BOOST, DUNE, and supportive listening

By Andrew Spector


Here is the D&I update for August.  

This month, I want to highlight the great work done by members of the department to improve neuroscience exposure to students in high school and college through the DUNE program. The earlier students learn about neuroscience, the more likely they are to choose it as a career. Len White has been very active in this area, and has even recently received media attention for all his hard work! Laurie Sanders, Nicole Calakos, and other members of our Department have also been involved with DUNE.

Len and Will worked together with the BOOST program and had a hugely successful event with great participation from many members of the department: Ashley Lengel, Burt Scott, Megumi Sugita, Annie Cavalier, Carlene Moore, Dellila Hodgson, and Chris Wickware.

These organizations, in combination with our 3-year-old Underrepresented in Neurology Teleshadowing Program and new Careers in Neuroscience Day for undergraduates provide longitudinal exposure for students to learn about careers in Neurology and Neuroscience. Thank to our dedicated teleshadowing volunteers: Irene Abella, Susannah White, Matt Luedke, and Mariam Wasim!

And lest there be any doubt about their importance, check out the notes the department received from two alums below. You all make a big difference in the lives of the next generation of neurologists and neuroscientists.

BOOST note 1
BOOST note 2

The first D&I Grand Rounds of the year is coming up on Sept 20. We will be hosting Lahoma Smith Romocki, PhD and Cindy Waszak Geary who co-authored the book Going to School in Black and White, a dual memoir of desegregating Durham public schools. You can check out the book, Going to School in Black and White, here.

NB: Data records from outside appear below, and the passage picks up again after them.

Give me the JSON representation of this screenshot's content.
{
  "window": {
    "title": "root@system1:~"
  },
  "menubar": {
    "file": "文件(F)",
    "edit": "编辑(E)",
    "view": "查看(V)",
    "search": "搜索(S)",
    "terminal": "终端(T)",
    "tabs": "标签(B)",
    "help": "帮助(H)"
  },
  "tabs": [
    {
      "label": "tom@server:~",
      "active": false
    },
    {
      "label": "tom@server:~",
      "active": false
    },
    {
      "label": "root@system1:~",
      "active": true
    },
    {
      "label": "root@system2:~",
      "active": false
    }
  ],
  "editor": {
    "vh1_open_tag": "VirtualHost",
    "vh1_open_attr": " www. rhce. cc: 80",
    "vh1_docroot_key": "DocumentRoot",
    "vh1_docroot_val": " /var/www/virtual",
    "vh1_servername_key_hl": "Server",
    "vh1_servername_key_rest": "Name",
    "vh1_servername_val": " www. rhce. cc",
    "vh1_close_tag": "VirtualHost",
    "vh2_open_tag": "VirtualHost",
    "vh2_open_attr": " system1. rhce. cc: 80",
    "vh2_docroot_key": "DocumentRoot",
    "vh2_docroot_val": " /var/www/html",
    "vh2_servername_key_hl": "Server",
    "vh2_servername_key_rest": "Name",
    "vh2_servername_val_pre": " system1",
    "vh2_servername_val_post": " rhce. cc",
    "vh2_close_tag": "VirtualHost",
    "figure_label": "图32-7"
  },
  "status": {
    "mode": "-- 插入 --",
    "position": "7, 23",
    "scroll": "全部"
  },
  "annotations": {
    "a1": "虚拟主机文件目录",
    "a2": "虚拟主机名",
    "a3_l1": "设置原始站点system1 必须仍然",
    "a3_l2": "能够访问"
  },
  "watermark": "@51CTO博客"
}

I was recently in a meeting where we were discussing being an effective and supportive listener when someone comes to you with a concern or complaint. For those of us who are health care providers, our natural instinct is to try to help solve the problem. When someone tells you about a situation or event that is bothering them, you might reflexively respond with advice. That isn’t always the best approach. Some people are not looking for advice, just a supportive and empathetic ear, and others do want help, but it can be hard to know how to help without more information. Rather than jumping to advice, consider instead asking a follow-up question. What impact did this have on you? Is there anything that we could do now to help meet your needs? What would you like to see happen next? Help the person work through what will be best for them. It’s also best to avoid your own personal anecdotes even if they seem relevant to you. Otherwise, you run the risk of seeming competitive and one-upping the story you just heard or putting the focus on yourself when it should be on the person in need of help. 

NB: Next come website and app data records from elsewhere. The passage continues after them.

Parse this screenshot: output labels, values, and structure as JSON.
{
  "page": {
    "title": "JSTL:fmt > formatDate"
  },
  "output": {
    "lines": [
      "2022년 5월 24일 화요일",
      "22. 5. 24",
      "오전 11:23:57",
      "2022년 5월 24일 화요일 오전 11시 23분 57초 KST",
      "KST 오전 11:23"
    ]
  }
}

Important dates: 

  • August 26: Women’s Equality Day marking the anniversary of women’s suffrage in 1920. 
  • Sept 4: Labor Day (secular) 
  • Sept 11: Nayrouz (Coptic Orthodox) 
  • Sept 15-Oct 15: Hispanic Heritage Month (Secular) 
  • Sept 15-17: Rosh Hashanah (Jewish) 
  • Sept 24-25: Yom Kippur (Jewish) 
  • Sept 27: Mawlid (Islam) 
  • Sept 29-Oct 15 Pitru Paksha (Hindu)